Yesterday, I spoke about a number of decisions and their impact. I described the evolution of aboriginal rights. I often criticized the government's failure to act. In my view, it is clinging to an outdated piece of legislation, the Indian Act, which is over 120 years old. It is trying to tell us that it will sort out the aboriginal issue today with a piece of legislation that has been around for 120 years.
I am not a legal counsel, but this must be one of the few instances when the government has decided to enforce such an ancient statute. It is ridiculous. This must be one of the only areas where this is being done.
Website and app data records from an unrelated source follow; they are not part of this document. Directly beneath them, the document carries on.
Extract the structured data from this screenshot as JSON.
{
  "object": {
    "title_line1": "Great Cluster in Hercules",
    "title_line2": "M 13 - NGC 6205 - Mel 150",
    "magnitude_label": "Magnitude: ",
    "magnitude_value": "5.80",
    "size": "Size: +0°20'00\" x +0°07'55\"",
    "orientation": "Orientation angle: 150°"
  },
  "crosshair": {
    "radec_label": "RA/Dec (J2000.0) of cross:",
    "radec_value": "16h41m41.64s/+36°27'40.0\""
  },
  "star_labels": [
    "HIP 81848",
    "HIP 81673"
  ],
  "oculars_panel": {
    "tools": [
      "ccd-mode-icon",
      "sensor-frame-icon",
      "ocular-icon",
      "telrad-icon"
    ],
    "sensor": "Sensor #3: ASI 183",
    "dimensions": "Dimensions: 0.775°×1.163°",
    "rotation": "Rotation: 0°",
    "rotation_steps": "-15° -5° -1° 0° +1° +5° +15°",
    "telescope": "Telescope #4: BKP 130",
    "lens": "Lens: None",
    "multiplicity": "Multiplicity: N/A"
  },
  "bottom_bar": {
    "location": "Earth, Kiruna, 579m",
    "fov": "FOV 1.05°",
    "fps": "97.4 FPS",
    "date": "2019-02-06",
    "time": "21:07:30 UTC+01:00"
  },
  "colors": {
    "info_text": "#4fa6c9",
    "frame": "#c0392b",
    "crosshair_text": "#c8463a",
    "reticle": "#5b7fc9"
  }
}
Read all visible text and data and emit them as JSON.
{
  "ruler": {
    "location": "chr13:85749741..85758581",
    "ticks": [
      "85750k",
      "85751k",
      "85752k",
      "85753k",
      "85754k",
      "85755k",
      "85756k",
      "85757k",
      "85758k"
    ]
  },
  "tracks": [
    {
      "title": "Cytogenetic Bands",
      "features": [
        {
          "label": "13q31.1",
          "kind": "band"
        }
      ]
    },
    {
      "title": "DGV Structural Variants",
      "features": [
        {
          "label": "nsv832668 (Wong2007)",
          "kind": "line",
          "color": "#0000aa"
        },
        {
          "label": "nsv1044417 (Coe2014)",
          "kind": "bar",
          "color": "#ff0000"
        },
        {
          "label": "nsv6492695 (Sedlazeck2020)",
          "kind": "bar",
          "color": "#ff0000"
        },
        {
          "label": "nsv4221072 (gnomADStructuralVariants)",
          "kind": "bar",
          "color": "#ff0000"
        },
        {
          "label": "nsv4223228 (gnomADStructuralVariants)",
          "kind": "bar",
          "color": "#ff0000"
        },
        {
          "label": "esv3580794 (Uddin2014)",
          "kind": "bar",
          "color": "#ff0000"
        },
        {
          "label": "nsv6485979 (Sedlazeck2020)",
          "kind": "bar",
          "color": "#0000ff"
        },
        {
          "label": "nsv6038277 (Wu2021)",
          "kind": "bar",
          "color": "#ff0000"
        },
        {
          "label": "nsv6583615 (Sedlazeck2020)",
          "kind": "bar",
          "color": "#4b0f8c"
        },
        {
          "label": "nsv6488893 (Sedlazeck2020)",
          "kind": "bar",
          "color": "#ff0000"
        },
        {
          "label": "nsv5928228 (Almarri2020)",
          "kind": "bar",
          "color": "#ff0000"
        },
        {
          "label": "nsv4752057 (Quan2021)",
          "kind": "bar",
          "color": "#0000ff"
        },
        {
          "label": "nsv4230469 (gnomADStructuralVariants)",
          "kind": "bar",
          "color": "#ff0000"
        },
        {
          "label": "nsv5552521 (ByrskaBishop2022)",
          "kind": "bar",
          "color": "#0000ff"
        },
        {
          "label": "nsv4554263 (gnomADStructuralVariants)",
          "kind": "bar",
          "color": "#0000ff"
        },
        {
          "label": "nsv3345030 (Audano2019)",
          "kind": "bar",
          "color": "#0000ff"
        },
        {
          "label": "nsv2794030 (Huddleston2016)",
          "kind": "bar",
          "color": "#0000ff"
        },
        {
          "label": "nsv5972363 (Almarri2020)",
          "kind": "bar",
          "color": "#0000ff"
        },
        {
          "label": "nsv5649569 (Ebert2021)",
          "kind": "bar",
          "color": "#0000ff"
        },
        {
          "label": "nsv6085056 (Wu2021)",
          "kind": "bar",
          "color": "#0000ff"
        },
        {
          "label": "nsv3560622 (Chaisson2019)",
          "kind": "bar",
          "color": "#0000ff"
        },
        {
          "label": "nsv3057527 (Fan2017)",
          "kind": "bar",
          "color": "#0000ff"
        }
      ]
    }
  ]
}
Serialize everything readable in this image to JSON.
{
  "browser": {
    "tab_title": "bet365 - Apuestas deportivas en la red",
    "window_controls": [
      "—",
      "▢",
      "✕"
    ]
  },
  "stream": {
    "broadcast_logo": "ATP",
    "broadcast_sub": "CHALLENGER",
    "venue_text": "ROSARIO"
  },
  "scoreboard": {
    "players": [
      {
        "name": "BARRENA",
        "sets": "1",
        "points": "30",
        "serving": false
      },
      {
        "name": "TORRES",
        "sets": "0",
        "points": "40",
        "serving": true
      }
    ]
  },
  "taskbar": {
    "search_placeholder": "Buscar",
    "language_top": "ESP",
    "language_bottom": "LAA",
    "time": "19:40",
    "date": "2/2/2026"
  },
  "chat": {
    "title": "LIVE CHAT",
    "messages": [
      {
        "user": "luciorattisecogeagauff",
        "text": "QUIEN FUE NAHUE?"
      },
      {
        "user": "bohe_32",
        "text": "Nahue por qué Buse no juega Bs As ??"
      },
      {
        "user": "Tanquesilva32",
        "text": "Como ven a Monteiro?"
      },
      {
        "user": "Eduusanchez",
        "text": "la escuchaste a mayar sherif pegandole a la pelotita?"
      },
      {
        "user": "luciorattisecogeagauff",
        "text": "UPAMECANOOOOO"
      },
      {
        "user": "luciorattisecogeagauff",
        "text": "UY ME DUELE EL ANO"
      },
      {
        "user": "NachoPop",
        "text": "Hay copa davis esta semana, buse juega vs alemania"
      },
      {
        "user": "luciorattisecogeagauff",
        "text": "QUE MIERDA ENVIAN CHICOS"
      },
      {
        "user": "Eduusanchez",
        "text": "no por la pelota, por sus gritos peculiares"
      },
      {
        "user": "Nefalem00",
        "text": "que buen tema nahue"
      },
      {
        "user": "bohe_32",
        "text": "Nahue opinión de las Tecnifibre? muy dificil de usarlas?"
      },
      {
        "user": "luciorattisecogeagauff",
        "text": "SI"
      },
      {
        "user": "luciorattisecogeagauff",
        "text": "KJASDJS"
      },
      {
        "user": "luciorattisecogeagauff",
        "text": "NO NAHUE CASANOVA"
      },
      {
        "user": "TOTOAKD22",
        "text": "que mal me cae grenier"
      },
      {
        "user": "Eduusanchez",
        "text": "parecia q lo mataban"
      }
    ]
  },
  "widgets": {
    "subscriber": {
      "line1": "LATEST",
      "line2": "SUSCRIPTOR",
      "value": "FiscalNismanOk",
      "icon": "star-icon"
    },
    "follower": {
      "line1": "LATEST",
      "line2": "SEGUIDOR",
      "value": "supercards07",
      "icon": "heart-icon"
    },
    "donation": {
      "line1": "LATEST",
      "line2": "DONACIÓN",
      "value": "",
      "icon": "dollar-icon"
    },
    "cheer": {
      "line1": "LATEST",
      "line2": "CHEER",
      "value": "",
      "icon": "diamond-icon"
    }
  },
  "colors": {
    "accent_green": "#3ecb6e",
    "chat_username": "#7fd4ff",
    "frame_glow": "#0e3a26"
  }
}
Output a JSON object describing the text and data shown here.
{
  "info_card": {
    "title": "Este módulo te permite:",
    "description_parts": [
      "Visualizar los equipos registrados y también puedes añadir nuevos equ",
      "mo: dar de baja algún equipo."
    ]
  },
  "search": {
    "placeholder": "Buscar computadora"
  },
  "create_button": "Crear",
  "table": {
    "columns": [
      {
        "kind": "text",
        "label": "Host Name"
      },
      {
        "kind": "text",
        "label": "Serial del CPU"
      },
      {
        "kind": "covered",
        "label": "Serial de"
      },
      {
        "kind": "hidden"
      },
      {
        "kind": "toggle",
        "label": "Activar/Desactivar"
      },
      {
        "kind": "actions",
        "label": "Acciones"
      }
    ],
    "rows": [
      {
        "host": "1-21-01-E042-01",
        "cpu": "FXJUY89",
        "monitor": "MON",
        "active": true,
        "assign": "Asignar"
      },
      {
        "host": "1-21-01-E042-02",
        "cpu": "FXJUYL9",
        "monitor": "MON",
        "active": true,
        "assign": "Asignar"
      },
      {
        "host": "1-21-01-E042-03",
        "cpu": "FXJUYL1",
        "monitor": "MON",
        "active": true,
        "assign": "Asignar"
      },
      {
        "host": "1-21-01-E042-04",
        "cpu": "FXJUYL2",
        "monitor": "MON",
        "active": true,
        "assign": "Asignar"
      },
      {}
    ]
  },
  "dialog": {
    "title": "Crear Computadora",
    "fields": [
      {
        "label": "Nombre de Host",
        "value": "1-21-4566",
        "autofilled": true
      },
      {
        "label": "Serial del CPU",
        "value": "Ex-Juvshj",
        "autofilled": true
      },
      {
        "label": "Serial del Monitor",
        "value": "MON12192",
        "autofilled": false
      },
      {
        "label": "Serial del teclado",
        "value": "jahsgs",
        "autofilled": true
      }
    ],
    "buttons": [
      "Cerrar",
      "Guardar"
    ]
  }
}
I do not think, in the case of the economy where the banks and takeovers are concerned or any other sector that lawmakers are called upon to discuss, it would be acceptable for them to say that, in the context of the year 2000, the third millennium, they are going to continue to operate with statutes that go back 120 years. It is preposterous. Naturally aboriginals are forced to turn to the courts for justice.
That is why it is important for them to talk about rights. That is why things are getting out of hand, as they are in Burnt Church right now. That is why aboriginals believe that it is important for the word right to appear in bills like this one. It is so that they will not be told that they have given up their ancestral rights.
There have been precedents, people who have paved the way in the courts for aboriginals. I think it important that we look at this, because it has an impact on the bill before us.
Yesterday, I paid tribute to Frank Calder, a Nisga'a. In my opinion he really paved the way in the courts for aboriginals. In 1973, the supreme court finally recognized the existence of aboriginal title. Before that, it had never existed. The federal and provincial governments believed that it was their prerogative to pass laws and that there was no special law for aboriginals—